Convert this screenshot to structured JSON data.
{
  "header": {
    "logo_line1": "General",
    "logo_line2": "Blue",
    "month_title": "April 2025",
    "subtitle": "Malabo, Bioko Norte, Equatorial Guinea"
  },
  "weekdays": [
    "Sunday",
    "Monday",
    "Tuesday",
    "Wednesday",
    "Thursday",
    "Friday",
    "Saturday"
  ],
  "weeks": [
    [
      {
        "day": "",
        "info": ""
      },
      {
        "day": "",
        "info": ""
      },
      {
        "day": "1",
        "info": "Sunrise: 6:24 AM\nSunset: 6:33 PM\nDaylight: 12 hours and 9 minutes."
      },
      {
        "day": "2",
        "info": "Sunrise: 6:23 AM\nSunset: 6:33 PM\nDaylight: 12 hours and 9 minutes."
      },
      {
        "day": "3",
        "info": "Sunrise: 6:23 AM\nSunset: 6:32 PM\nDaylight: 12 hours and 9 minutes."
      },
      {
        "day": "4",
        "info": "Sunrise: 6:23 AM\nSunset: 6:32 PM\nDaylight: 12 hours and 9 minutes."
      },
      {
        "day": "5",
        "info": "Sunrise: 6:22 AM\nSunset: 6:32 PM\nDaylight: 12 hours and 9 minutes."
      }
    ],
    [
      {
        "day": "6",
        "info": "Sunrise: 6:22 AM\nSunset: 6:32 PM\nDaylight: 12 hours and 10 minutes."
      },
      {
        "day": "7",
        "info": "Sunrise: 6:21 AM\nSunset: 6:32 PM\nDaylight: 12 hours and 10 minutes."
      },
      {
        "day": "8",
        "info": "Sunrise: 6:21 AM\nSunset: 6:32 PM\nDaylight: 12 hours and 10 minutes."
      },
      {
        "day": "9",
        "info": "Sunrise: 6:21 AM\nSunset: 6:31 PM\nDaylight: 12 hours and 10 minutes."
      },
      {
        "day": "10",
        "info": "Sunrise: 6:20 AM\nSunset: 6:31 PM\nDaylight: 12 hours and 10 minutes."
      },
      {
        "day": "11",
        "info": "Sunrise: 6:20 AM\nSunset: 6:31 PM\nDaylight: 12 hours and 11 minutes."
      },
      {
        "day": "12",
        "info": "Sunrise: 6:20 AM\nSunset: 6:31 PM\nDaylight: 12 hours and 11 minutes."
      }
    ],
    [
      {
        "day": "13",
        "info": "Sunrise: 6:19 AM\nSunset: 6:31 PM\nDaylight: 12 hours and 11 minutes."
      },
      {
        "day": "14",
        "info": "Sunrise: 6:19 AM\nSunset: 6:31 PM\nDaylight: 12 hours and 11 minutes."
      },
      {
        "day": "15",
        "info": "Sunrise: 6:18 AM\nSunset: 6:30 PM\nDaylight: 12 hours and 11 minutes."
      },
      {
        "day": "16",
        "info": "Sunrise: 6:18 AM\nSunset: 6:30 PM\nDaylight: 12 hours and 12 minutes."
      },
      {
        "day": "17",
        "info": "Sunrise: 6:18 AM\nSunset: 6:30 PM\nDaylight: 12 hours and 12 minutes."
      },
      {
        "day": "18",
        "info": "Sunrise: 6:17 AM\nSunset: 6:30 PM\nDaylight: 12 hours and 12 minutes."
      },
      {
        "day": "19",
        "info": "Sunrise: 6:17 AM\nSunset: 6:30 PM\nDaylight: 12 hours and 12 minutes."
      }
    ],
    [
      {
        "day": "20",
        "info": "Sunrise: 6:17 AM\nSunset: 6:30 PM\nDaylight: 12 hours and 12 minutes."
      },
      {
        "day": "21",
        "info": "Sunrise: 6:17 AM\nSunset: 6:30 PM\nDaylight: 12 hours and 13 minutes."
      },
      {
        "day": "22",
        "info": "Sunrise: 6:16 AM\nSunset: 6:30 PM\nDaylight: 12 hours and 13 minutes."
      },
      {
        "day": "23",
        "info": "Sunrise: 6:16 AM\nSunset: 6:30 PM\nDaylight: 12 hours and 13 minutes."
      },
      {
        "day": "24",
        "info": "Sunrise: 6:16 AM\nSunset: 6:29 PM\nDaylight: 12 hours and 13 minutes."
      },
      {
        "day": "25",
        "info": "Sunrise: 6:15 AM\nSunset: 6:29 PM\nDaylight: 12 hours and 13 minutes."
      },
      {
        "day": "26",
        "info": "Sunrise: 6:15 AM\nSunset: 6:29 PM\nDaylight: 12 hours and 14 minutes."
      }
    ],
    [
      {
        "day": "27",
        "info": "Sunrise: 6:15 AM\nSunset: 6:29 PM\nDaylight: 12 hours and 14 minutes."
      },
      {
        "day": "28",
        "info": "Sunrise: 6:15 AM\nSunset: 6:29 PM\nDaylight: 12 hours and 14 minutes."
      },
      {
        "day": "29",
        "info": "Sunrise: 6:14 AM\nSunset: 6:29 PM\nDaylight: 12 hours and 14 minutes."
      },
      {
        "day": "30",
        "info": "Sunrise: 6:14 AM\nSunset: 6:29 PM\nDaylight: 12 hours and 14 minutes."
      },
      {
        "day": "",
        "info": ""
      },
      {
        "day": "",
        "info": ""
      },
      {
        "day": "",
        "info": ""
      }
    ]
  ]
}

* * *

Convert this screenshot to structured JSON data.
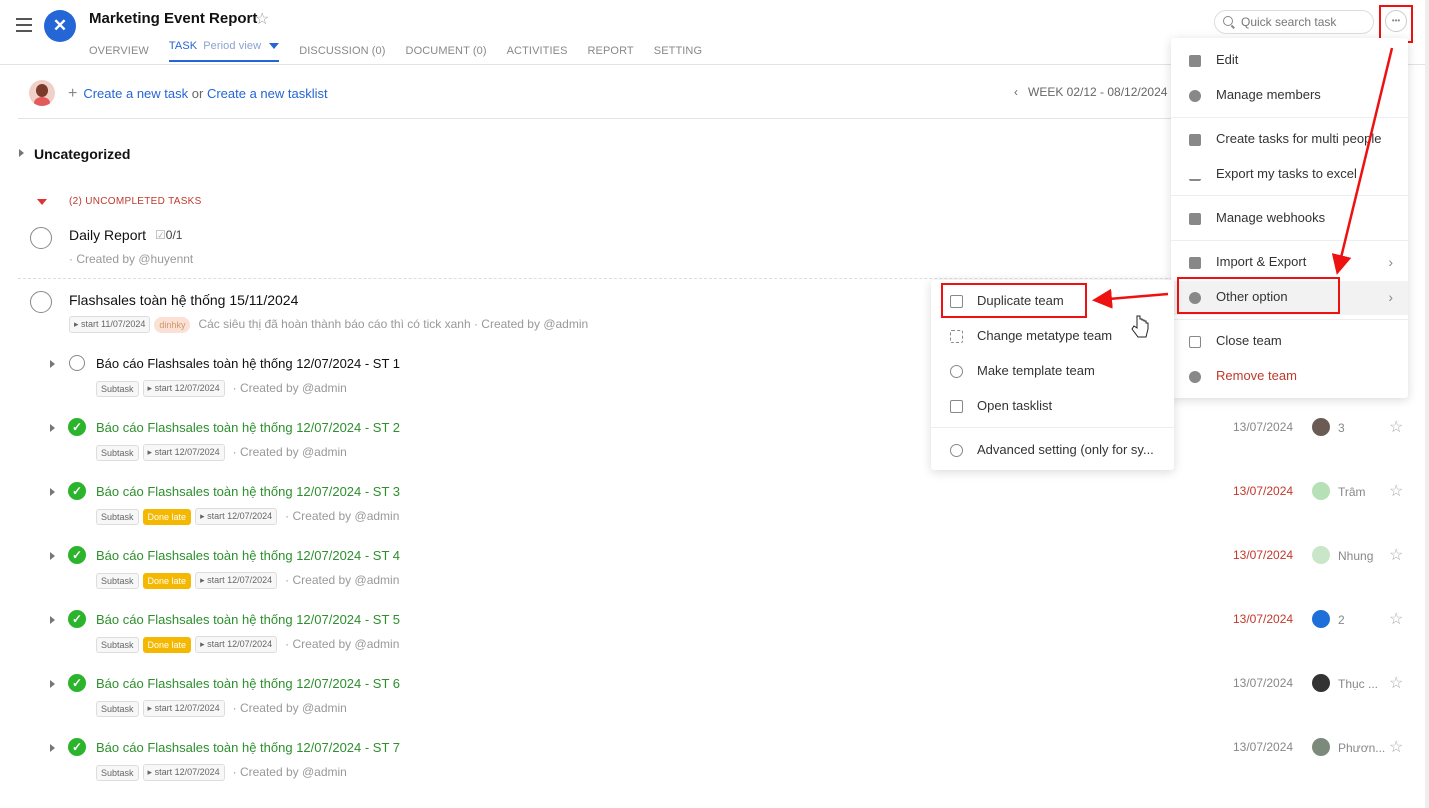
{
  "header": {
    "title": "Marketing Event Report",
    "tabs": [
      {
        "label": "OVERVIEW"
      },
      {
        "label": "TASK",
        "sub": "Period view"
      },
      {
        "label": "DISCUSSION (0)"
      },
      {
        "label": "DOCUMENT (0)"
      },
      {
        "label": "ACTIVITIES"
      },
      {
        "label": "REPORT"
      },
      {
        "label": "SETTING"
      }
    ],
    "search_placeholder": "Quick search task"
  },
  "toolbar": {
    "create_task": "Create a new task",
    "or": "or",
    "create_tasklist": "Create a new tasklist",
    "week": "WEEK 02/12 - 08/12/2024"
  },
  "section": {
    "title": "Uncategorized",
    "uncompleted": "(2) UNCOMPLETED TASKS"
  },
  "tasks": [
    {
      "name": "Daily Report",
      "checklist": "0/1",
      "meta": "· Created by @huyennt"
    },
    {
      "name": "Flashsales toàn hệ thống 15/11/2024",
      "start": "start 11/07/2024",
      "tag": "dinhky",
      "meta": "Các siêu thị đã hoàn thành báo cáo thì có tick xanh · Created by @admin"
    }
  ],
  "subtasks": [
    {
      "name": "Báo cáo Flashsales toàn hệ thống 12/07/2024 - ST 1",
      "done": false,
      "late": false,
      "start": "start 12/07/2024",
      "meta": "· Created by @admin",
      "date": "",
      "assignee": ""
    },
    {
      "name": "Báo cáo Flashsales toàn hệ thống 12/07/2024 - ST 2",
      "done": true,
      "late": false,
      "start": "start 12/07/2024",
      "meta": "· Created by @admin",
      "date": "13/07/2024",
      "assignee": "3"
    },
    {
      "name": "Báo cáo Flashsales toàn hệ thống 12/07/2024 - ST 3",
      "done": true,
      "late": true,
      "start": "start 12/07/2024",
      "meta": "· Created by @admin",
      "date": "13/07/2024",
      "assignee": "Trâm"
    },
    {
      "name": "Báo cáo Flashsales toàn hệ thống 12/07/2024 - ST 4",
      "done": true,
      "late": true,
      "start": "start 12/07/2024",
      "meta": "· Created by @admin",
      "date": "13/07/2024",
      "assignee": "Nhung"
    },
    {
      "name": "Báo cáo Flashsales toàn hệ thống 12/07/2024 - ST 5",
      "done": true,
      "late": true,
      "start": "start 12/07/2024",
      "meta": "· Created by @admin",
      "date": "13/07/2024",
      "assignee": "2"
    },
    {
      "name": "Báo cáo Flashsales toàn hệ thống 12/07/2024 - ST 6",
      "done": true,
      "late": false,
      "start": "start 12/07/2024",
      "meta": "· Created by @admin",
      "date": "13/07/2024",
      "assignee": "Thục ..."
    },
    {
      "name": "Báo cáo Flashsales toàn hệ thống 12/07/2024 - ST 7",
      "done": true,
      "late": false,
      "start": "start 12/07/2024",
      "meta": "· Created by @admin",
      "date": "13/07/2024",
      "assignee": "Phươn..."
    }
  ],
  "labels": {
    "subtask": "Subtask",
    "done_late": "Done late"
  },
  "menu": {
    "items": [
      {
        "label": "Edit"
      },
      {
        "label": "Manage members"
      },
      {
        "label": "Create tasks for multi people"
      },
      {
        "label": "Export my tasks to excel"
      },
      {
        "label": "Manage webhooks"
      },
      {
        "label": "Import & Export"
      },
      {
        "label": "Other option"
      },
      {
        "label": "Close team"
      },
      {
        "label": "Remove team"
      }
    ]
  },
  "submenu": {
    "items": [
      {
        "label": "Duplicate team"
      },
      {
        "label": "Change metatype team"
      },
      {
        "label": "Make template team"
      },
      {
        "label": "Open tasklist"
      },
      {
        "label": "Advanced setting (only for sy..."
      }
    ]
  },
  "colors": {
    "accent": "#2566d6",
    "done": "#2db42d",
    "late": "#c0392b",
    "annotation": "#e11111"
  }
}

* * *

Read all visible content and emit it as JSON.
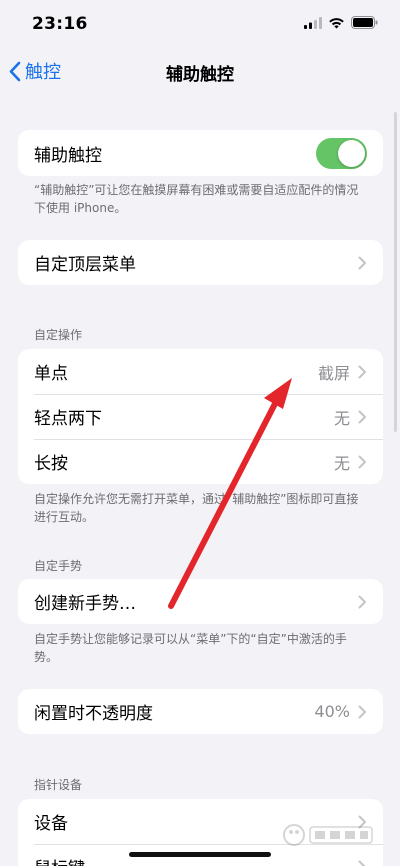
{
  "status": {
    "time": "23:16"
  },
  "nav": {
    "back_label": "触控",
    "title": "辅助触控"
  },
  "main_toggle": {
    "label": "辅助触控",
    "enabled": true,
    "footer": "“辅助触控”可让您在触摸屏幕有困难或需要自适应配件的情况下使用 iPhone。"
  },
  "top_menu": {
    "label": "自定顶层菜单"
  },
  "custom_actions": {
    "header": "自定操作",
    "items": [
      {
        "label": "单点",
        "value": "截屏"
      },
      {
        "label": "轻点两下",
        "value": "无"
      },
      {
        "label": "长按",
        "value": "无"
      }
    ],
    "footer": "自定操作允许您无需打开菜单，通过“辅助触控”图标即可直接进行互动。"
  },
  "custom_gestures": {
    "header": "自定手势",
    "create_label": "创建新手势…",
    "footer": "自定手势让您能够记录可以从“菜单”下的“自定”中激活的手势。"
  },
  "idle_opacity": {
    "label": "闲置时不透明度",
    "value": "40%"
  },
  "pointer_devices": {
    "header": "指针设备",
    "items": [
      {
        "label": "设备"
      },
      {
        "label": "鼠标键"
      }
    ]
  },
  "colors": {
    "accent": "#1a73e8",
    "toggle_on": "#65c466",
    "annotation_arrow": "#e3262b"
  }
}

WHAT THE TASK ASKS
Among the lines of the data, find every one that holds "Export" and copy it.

RESPONSE TO THE EXERCISE
        "label": "Export my tasks to excel"
        "label": "Import & Export"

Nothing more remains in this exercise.